WHAT YOU ARE ASKED TO DO |
Look for the word "label" in the material below, then report each line where it occurs.

[Opening RECORD EXTRACTS section]

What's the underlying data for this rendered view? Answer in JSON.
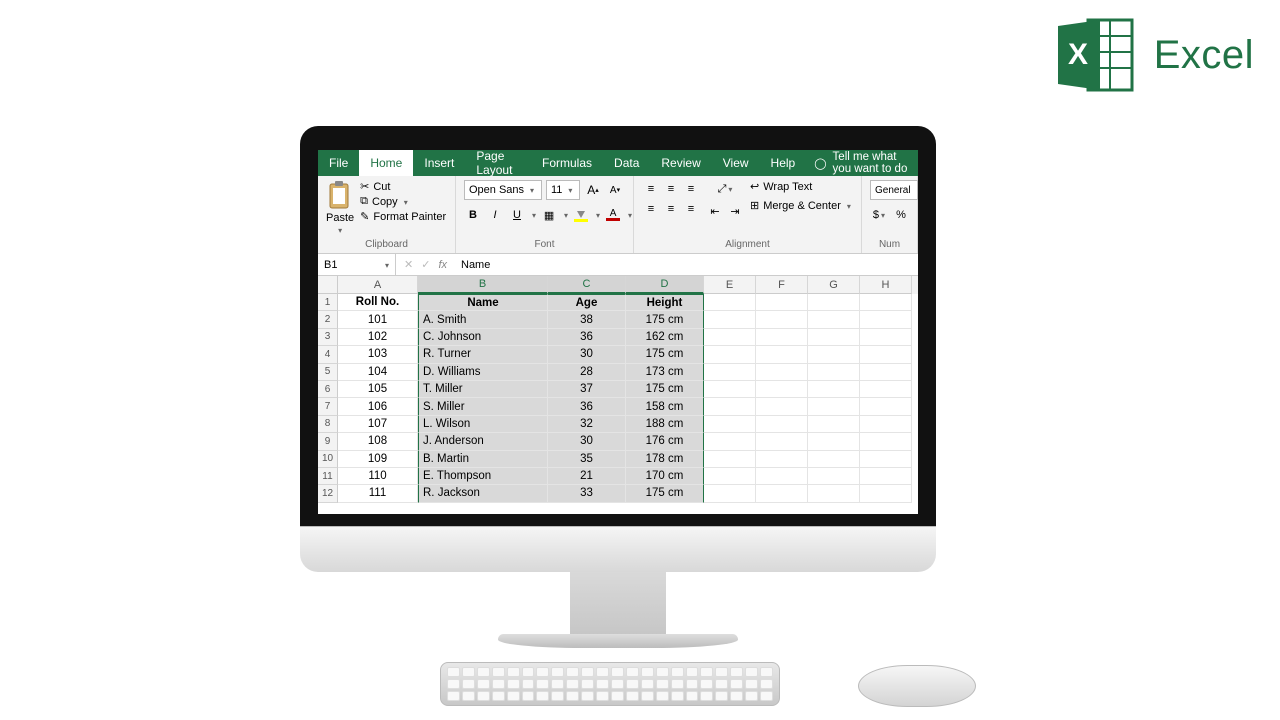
{
  "logo_text": "Excel",
  "tabs": [
    "File",
    "Home",
    "Insert",
    "Page Layout",
    "Formulas",
    "Data",
    "Review",
    "View",
    "Help"
  ],
  "active_tab": "Home",
  "tell_me": "Tell me what you want to do",
  "ribbon": {
    "clipboard": {
      "label": "Clipboard",
      "paste": "Paste",
      "cut": "Cut",
      "copy": "Copy",
      "format_painter": "Format Painter"
    },
    "font": {
      "label": "Font",
      "name": "Open Sans",
      "size": "11"
    },
    "alignment": {
      "label": "Alignment",
      "wrap": "Wrap Text",
      "merge": "Merge & Center"
    },
    "number": {
      "label": "Num",
      "format": "General",
      "percent": "%"
    }
  },
  "formula_bar": {
    "cell": "B1",
    "value": "Name"
  },
  "columns": [
    "A",
    "B",
    "C",
    "D",
    "E",
    "F",
    "G",
    "H"
  ],
  "headers": {
    "A": "Roll No.",
    "B": "Name",
    "C": "Age",
    "D": "Height"
  },
  "rows": [
    {
      "n": 1
    },
    {
      "n": 2,
      "A": "101",
      "B": "A. Smith",
      "C": "38",
      "D": "175 cm"
    },
    {
      "n": 3,
      "A": "102",
      "B": "C. Johnson",
      "C": "36",
      "D": "162 cm"
    },
    {
      "n": 4,
      "A": "103",
      "B": "R. Turner",
      "C": "30",
      "D": "175 cm"
    },
    {
      "n": 5,
      "A": "104",
      "B": "D. Williams",
      "C": "28",
      "D": "173 cm"
    },
    {
      "n": 6,
      "A": "105",
      "B": "T. Miller",
      "C": "37",
      "D": "175 cm"
    },
    {
      "n": 7,
      "A": "106",
      "B": "S. Miller",
      "C": "36",
      "D": "158 cm"
    },
    {
      "n": 8,
      "A": "107",
      "B": "L. Wilson",
      "C": "32",
      "D": "188 cm"
    },
    {
      "n": 9,
      "A": "108",
      "B": "J. Anderson",
      "C": "30",
      "D": "176 cm"
    },
    {
      "n": 10,
      "A": "109",
      "B": "B. Martin",
      "C": "35",
      "D": "178 cm"
    },
    {
      "n": 11,
      "A": "110",
      "B": "E. Thompson",
      "C": "21",
      "D": "170 cm"
    },
    {
      "n": 12,
      "A": "111",
      "B": "R. Jackson",
      "C": "33",
      "D": "175 cm"
    }
  ]
}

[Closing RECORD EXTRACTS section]

ANSWER TO THIS EXERCISE |
      "label": "Clipboard",
      "label": "Font",
      "label": "Alignment",
      "label": "Num",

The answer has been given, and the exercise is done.